Dove’s church opera is a delight from start to finish.
Michael Quinn 2010
Jonathan Dove’s church opera for professional soloists and amateur chorus makes its welcome appearance on disc more than a decade after its debut in a co-production by English Touring Opera and the Young Vic Theatre.
Taken from the Book of Tobit – one of the Bible’s rogue chapters regarded by some Christians as being dubious Apocrypha – it tells the story of the eponymous Tobit, who, when blinded in punishment for giving a fellow Jew a proper burial, sends his son Tobias to retrieve an overdue loan. On the journey, Tobias is befriended by a stranger (later revealed as the angel Raphael) who accompanies him on several adventures. Cue giant fishes, murderous demons and romantic encounters, before he returns home to restore his father’s sight.
There’s drama enough in a tale that attracted Haydn and Arthur Bliss before Dove, yet, as Julian Grant remarks in his booklet note, this Tobias and the Angel is one of the composer’s "sunniest and most serene scores". Certainly, there’s more than a hint of the carnival in joyously approachable music that revels in a vivid sense of theatre, while leaning heavily on Jewish folk melodies and redemptive ecclesiastical idioms – a combination that prompted one approving description of the original production as "Fiddler on the Roof-meets-Turn of the Screw".
With an engaging, music-theatre buoyancy about it, David Lan’s deliciously witty, eminently singable libretto provides a perfect springboard for Dove’s beautifully assembled, deftly executed armoury of accents, allusions and attractively amiable originality. Pristinely recorded in late 2006 in the accommodating acoustic of St Jude-on-the-Hill in North London, shortly after performances that marked the re-opening of the Young Vic, this Chandos release bristles with a fresh, zesty vitality that is wholly becoming.
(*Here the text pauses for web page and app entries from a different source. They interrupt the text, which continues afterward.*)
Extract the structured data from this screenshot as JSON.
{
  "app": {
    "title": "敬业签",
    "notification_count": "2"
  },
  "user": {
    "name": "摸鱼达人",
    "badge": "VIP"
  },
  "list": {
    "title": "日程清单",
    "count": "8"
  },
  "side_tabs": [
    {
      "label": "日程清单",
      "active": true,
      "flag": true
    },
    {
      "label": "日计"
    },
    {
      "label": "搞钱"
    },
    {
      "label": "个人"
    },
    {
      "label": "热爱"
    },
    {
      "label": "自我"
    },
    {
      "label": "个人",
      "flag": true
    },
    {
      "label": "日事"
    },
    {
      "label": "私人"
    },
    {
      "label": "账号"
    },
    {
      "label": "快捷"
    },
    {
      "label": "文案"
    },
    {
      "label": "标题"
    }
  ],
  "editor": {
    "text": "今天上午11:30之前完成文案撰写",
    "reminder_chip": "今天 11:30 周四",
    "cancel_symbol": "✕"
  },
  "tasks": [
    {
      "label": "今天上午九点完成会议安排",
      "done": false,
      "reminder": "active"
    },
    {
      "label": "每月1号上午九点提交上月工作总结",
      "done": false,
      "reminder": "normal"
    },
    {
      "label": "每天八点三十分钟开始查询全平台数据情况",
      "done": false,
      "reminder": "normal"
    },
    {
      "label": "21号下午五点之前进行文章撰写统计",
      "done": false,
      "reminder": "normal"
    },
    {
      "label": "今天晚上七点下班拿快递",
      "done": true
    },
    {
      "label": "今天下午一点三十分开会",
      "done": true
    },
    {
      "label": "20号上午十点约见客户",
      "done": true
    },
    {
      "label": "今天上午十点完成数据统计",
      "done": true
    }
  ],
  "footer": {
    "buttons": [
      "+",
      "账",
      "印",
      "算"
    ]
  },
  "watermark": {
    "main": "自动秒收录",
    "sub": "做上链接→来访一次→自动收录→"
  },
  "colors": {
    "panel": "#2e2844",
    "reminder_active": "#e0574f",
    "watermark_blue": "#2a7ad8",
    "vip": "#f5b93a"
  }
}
Performances throughout are exemplary: the Tobias of Darren Abrahams adroitly pitched between innocence and juvenile brio, countertenor James Laing’s Raphael potently serene and full of otherworldly nuance, Karina Lucas’s Sara vivacious and vibrant, and Omar Ebrahim’s Tobit touchingly detailed.
The nine-piece band and 139-strong community chorus play and sing with utter conviction, shaping and shading proceedings with an impeccable feel for Dove’s freewheeling, chirpy (and altogether captivating) sense of fantasy. A delight from start to finish.